By Norman SherryViking
Graham Greene once wrote a celebrated essay about a doppelgänger who cared enough to haunt and shadow him, even to masquerade as him. This "other" Greene appeared to have anterior knowledge of the movements of his model, sometimes showing up to grant an interview or fill a seat in a restaurant, so that Greene himself, when he arrived in some old haunt or new locale, would be asked why he had returned so soon. The other man was suitably nondescript yet camera-shy. He was caught once by a society photographer, and captioned in the press into the bargain, but a combination of flash and blur allowed him to escape unmasking. So who or what was he? Semblable? Frère? Or perhaps hypocrite lecteur?
This mode of imitation or emulation or substitution—at once a form of flattery and a species of threat, or at any rate of challenge—was and is analogous to the role that Greene himself played and still plays in the lives of many writers and readers. A journalist, most especially an Anglo-American travel writer, will run the risk of disappointing his editor if he visits Saigon and leaves out any reference to quiet Americans, or turns in a piece from Havana that fails to mention the hapless Wormold. As for Brighton, or Vienna, or Haiti—Greene was there just before you turned up. Leaving the Orient Express, you will glimpse the tail of a raincoat just at the moment when that intriguing and anonymous fellow passenger vanishes discreetly at the end of the platform. In Mexico or Sierra Leone some old veteran will mumble something about the stranger in the off-white suit who was asking the same questions only a while back. On one of my first ventures as a foreign correspondent, in 1975, I sat in the garden bar of a taverna in Nicosia, reading about the adventures of Dr. Saavedra in The Honorary Consul, visualizing what I had just seen along the haunted "Green Line" that slashed through the ruins of the city, and moaning with relief that Graham Greene had never been to Cyprus. Even so, as I crossed that same border in the broiling noon of the next day and heard only the cicadas and the click of the rifle bolts at the frontier, I was composing a letter to him in my mind.

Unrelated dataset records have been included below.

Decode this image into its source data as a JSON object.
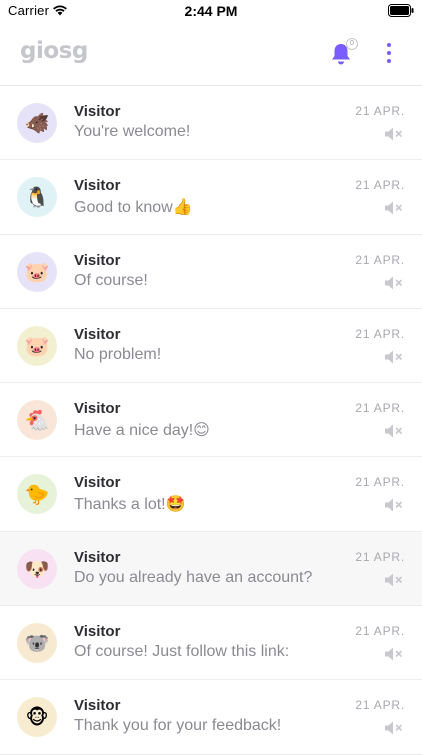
{
  "status_bar": {
    "carrier": "Carrier",
    "time": "2:44 PM"
  },
  "app_bar": {
    "logo": "giosg",
    "notification_badge": "0",
    "accent_color": "#7b5cff"
  },
  "conversations": [
    {
      "name": "Visitor",
      "message": "You're welcome!",
      "date": "21 APR.",
      "avatar_emoji": "🐗",
      "avatar_bg": "#e6e3f8",
      "muted": true
    },
    {
      "name": "Visitor",
      "message": "Good to know👍",
      "date": "21 APR.",
      "avatar_emoji": "🐧",
      "avatar_bg": "#dff2f6",
      "muted": true
    },
    {
      "name": "Visitor",
      "message": "Of course!",
      "date": "21 APR.",
      "avatar_emoji": "🐷",
      "avatar_bg": "#e6e3f8",
      "muted": true
    },
    {
      "name": "Visitor",
      "message": "No problem!",
      "date": "21 APR.",
      "avatar_emoji": "🐷",
      "avatar_bg": "#f3f0d2",
      "muted": true
    },
    {
      "name": "Visitor",
      "message": "Have a nice day!😊",
      "date": "21 APR.",
      "avatar_emoji": "🐔",
      "avatar_bg": "#fae6d8",
      "muted": true
    },
    {
      "name": "Visitor",
      "message": "Thanks a lot!🤩",
      "date": "21 APR.",
      "avatar_emoji": "🐤",
      "avatar_bg": "#e6f3d8",
      "muted": true
    },
    {
      "name": "Visitor",
      "message": "Do you already have an account?",
      "date": "21 APR.",
      "avatar_emoji": "🐶",
      "avatar_bg": "#f8e1f2",
      "muted": true
    },
    {
      "name": "Visitor",
      "message": "Of course! Just follow this link:",
      "date": "21 APR.",
      "avatar_emoji": "🐨",
      "avatar_bg": "#f8ead0",
      "muted": true
    },
    {
      "name": "Visitor",
      "message": "Thank you for your feedback!",
      "date": "21 APR.",
      "avatar_emoji": "🐵",
      "avatar_bg": "#f8ecd0",
      "muted": true
    }
  ]
}
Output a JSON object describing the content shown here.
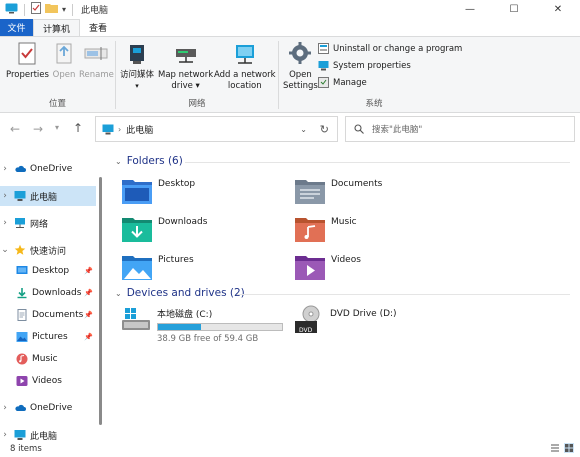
{
  "window": {
    "title": "此电脑",
    "minimize": "—",
    "maximize": "☐",
    "close": "✕"
  },
  "tabs": [
    {
      "label": "文件"
    },
    {
      "label": "计算机"
    },
    {
      "label": "查看"
    }
  ],
  "ribbon": {
    "location": {
      "group_label": "位置",
      "properties": "Properties",
      "open": "Open",
      "rename": "Rename"
    },
    "network": {
      "group_label": "网络",
      "access_media": "访问媒体",
      "map_network_drive_1": "Map network",
      "map_network_drive_2": "drive",
      "add_network_location_1": "Add a network",
      "add_network_location_2": "location"
    },
    "system": {
      "group_label": "系统",
      "open_settings_1": "Open",
      "open_settings_2": "Settings",
      "uninstall": "Uninstall or change a program",
      "system_properties": "System properties",
      "manage": "Manage"
    }
  },
  "address": {
    "path": "此电脑",
    "search_placeholder": "搜索\"此电脑\""
  },
  "nav": {
    "onedrive_top": "OneDrive",
    "this_pc": "此电脑",
    "network": "网络",
    "quick_access": "快速访问",
    "desktop": "Desktop",
    "downloads": "Downloads",
    "documents": "Documents",
    "pictures": "Pictures",
    "music": "Music",
    "videos": "Videos",
    "onedrive_bottom": "OneDrive",
    "this_pc_bottom": "此电脑"
  },
  "folders_section": {
    "header": "Folders (6)",
    "items": [
      {
        "label": "Desktop"
      },
      {
        "label": "Documents"
      },
      {
        "label": "Downloads"
      },
      {
        "label": "Music"
      },
      {
        "label": "Pictures"
      },
      {
        "label": "Videos"
      }
    ]
  },
  "drives_section": {
    "header": "Devices and drives (2)",
    "local_disk": {
      "label": "本地磁盘 (C:)",
      "free_text": "38.9 GB free of 59.4 GB",
      "used_fraction": 0.345
    },
    "dvd": {
      "label": "DVD Drive (D:)",
      "badge": "DVD"
    }
  },
  "status": {
    "items_count": "8 items"
  },
  "colors": {
    "accent": "#1a64c9",
    "section_header": "#1e3287",
    "selected_nav": "#cce4f7",
    "drive_fill": "#26a0da"
  }
}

It was a matter not just of place but of character. Disillusioned diplomat whose wife was drying up before his unseeing eyes? Snake-eyed cop? Priest to whom Eden was forever lost? Sentimental terrorist spokesman? All these went straight into the notebook. You could divide the eager freelances into roughly three types: those who had been influenced by Scoop, those who were stirred by Homage to Catalonia, and those who took their tune from The Quiet American. Overlap with Le Carré fans was frequent in the third instance: their preferred quarry was the naive guy at the U.S. embassy, insufficiently comprehending of the ancient hatreds and millennial routines that had been so quickly mastered by the old/new hands.
Greene's centennial year, just now past, saw the reissue of many of his classics in beautiful new editions from Penguin Books, along with publication of the third and closing volume of Norman Sherry's biography. In an effort to isolate and identify the elusive and evasive figure who could so plausibly be impersonated—to lay his ghost, so to speak—I set myself to reading it all. I think that what surprised me the most, when I had finished, was his sheer conservatism.
Greene, after all, was nothing if not radical, even subversive, in his self-presentation. Always at odds with authority, not infrequently sued or censored or even banned, a bohemian and a truant, part exile and part émigré, a dissident Catholic and a sexual opportunist, he personified the fugitive from the public school, Foreign Office, rural and suburban British tradition in which he had been formed. By what means did this pinkish roué gradually mutate into a reactionary?
The first and easiest reply is: By means of the sameness of his plot formula. This tends to consist of a contrived dilemma, on the horns of which his characters arrange to impale themselves with near masochistic enthusiasm. Dear God, shall I give him/her up, for your sake? Or might it be more fun to wager my immortal soul? The staginess and creakiness of all this was well netted by George Orwell, himself no stranger to the sweltering locale and the agonies of moral choice, in his review of The Heart of the Matter for The New Yorker in 1948. Of the central character he asserted,
Scobie is incredible because the two halves of him do not fit together. If he were capable of getting into the kind of mess that is described, he would have got into it years earlier. If he really felt that adultery is mortal sin, he would stop committing it; if he persisted in it, his sense of sin would weaken. If he believed in hell, he would not risk going there merely to spare the feelings of a couple of neurotic women. And one might add that if he were the kind of man we are told he is—that is, a man whose chief characteristic is a horror of causing pain—he would not be an officer in a colonial police force.
I have always found The End of the Affair to be a sickly business in rather the same way, in that Sarah Miles, who might have continued being a perfectly good mistress as well as a more than adequate wife, decides to spoil everything for everybody—not by any means exempting herself—on the basis of an off-the-cuff promise to God. This resolution doesn't even result from an "answered prayer," since the crucial event on which she stakes everything (the sparing of her lover, Maurice Bendrix, during a Nazi air raid on London) has actually taken place by the time she troubles deaf heaven with her bootless cries.